Notes for Gerald de Windsor: http://www.dcs.hull.ac.uk/cgi-bin/gedlkup/n=royal?royal05171 de Windsor, Gerald, Constable of Pembroke Ctl
Died: BEF 1136
Father: FitzOther, Walter, of Windsor, Keeper of the Forrest
Mother: , Beatrice
Married to , Nest, Princess of Deheubarth
Child 1: Fitzgerald, William Child 2: de Windsor, Maurice Fitzgerald, b. 1100 Child 3: Fitzgerald, David, Bishop of St. Davids Child 4: Fitzgerald, Angharad
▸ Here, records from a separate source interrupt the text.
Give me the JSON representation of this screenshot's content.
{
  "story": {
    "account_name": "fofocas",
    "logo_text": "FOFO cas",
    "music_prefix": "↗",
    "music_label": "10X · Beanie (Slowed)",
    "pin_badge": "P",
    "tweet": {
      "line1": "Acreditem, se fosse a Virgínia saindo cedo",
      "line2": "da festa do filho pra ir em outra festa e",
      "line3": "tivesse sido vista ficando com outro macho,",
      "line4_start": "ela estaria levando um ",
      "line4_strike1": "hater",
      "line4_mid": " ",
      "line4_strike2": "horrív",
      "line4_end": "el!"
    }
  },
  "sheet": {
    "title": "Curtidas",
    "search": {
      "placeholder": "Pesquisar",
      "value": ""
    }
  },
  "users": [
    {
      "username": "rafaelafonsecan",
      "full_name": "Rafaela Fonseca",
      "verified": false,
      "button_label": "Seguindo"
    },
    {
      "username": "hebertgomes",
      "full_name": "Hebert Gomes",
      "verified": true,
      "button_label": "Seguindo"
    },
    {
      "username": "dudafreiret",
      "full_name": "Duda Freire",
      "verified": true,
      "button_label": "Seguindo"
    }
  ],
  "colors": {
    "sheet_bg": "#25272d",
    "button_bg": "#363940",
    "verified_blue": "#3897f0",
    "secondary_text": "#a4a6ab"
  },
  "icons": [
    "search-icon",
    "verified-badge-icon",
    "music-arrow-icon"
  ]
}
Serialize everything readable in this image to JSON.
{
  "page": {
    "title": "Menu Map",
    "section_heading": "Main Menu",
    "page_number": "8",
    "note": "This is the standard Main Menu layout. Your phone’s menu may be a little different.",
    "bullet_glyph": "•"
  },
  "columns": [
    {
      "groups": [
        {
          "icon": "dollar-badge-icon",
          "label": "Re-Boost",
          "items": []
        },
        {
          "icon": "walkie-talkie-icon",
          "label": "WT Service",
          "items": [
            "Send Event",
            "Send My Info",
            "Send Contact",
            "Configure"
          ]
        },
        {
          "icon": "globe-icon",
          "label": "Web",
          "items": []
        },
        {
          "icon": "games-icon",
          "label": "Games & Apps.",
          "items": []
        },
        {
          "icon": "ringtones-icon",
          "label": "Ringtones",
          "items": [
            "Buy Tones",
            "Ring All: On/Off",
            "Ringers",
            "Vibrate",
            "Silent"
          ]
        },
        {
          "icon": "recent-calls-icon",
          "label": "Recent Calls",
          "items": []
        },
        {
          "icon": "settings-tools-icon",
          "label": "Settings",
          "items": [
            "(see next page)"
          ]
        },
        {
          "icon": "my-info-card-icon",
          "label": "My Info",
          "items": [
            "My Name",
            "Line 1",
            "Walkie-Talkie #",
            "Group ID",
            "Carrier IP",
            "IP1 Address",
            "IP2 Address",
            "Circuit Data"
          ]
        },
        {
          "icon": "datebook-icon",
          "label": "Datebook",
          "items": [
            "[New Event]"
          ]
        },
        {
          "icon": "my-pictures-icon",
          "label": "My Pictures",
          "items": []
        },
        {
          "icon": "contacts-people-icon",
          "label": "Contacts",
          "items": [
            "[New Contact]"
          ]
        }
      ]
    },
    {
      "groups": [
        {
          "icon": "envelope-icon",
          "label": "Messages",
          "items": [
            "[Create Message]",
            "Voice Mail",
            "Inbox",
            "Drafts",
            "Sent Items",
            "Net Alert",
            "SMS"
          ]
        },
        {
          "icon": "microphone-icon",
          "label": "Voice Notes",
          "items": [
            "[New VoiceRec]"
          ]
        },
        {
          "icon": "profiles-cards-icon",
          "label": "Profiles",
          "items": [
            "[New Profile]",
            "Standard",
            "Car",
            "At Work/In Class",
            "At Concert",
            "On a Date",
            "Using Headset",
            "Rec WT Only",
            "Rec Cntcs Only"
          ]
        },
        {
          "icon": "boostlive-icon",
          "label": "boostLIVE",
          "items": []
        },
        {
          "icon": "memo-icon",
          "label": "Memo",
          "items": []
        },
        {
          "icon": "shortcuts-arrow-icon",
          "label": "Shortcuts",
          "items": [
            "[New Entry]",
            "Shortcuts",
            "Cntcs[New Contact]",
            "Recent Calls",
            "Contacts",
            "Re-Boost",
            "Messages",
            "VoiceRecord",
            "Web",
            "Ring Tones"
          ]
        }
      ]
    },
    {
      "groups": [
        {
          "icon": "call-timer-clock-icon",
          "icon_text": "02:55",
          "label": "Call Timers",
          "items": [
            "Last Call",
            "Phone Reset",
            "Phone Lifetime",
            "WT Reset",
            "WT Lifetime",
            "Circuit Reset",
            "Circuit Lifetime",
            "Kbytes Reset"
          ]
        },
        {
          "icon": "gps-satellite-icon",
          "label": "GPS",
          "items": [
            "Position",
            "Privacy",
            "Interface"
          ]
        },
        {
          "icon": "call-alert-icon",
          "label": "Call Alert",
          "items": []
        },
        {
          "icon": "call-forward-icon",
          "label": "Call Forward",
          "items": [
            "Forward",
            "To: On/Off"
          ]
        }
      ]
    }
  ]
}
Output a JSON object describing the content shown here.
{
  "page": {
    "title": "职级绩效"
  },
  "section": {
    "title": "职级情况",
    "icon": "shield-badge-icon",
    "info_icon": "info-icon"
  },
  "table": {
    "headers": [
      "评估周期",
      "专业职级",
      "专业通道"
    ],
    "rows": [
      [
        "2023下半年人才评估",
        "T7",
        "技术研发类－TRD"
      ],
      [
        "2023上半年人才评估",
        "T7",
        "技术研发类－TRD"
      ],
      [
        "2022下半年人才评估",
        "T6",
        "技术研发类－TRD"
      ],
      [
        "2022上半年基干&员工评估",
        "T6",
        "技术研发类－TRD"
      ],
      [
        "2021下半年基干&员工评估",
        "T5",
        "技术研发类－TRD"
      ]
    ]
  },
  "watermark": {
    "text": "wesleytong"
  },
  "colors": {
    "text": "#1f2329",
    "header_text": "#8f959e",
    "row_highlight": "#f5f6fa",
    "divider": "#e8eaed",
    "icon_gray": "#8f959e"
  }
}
--------------------------- Fitzgerald. This is one of the great families which came to Ireland as part of the Anglo-Norman invasion. The Fitzgeralds are all said to have descended from Maurice Fitzgerald who accompanied STRONGBOW on his invastion of Ireland in 1170. The "Geraldines" settled in the two southern provinces of Leinster and Munster. MAURICE FITZGERALD b.c.1130? d.1177 as mentioned above, was the son of Gerald of Windsor, constable of Pembroke in Wales, and Nesta, Princess of Wales. Nesta was the dau. of Thys ap Griffyd ap Tudor Mawr, Prince of South Wales. Maurice Fitzgerald helped STRONGBOW secure Dublin for the English and in 1172 was appointed by Henry II, warden of the city under Hugh de Lacy. In 1176 he was made a grant of the barony of Offaly and the territory of Offelan, comprising the present towns of Maynooth and Naas. He died 1177, the following Year. (From "The Noble Dwellings of Ireland" by John FitzMaurice Mills. p.131 - GLIN CASTLE, GLIN, co. LIMERICK
1. Gerald f. Maurice f. Gerald was the head of all hospitality and valour; and of gifts and largesse, the most profuse that in his own time was in Ireland. he was justiciary of Ireland; a man to whom both Gall and Gael of Ireland submitted; and at the period of his death the Age of Christ was years 1205.
Walter fitz-Otho Geraldini married Gladys, daughter of Prince Rywallon of North Wales. Their sons chose the name de Windsor as their surname from the estates on which they were born and raised. One of their sons, Gerald de Windsor, married the famous Nesta, daughter of Rhys ap Tewdyr, Prince of South Wales. But it was warfare that first took Gerald to Wales. Henry I had appointed him Constable of the great castle of Pembroke (near present day Milford Haven), which had been built by Arnulf Montgomery and was the most important for/tress in South Wales. Gerald was also placed in charge of the Norman forces fighting the Welsh. In 1094, he won distinction by his gallant defense of the castle when the Welsh laid siege.
Gerald, to make himself and his dependents more secure, married Nesta in 1095, the sister of Gruffuyd, Prince of South Wales. They had an illustrious family by whom the ports of Wales were reduced to ruins, and Ireland was afterwards stormed. By his marriage, Gerald obtained possession of a considerable territory in Wales as Nesta's dowry. He built for its defense a castle at Carew, of which ruins still remain.
(Born A.D. 1070 in Windsor, Berkshire, England; died before A.D. 1136)
Gerald fitzWalter (or Gerald of Windsor), the second son of Walter fitzOther, was appointed by Henry I to be Constable of Pembroke Castle and Pres. of Pembroke County.
In A.D. 1095, Gerald of Windsor married Nesta, daughter of Rhys ap Tudor Mawr (Prince of South Wales). Gerald and Nesta had four children:
William fitzGerald, whom Giraldus Cambrensis expressly calls "Williamus primaevus". William succeeded to Carew Castle, and was ancestor of the family of Carew. William, the father of Raymond le Gros, died in A.D. 1173. Maurice fitzGerald, Lord of Maynooth and Baron of Naas, who who was born in A.D. 1100 in Windsor, Berkshire, England, and died on 1 Sep 1176 in Wexford, Irreland. David fitzGerald, Bishop of St. David's in A.D. 1147, who died in A.D. 1176. Bishop David fitzGerald granted the stewardship of the bishopric to his brother, Maurice fitzGerald, in 1175. The stewardship of the bishopric remained in the same family for at least three generations.117 Angharat (a daughter) who married William de Barri, to whom she bore Giraldus Cambrensis, the historian, and Philip de Barri, Lord of Manobier. Philip married a woman of the Baskerville family and had three sons: William de Barri, b. circa 1176, who inherited the title Lord of Manobier. David de Barri, who lived in Ireland. Giraldus de Barri, Archdeacon of Brecon (the same title held previously by his uncle Giraldus de Barri or Giraldus Cambrensis).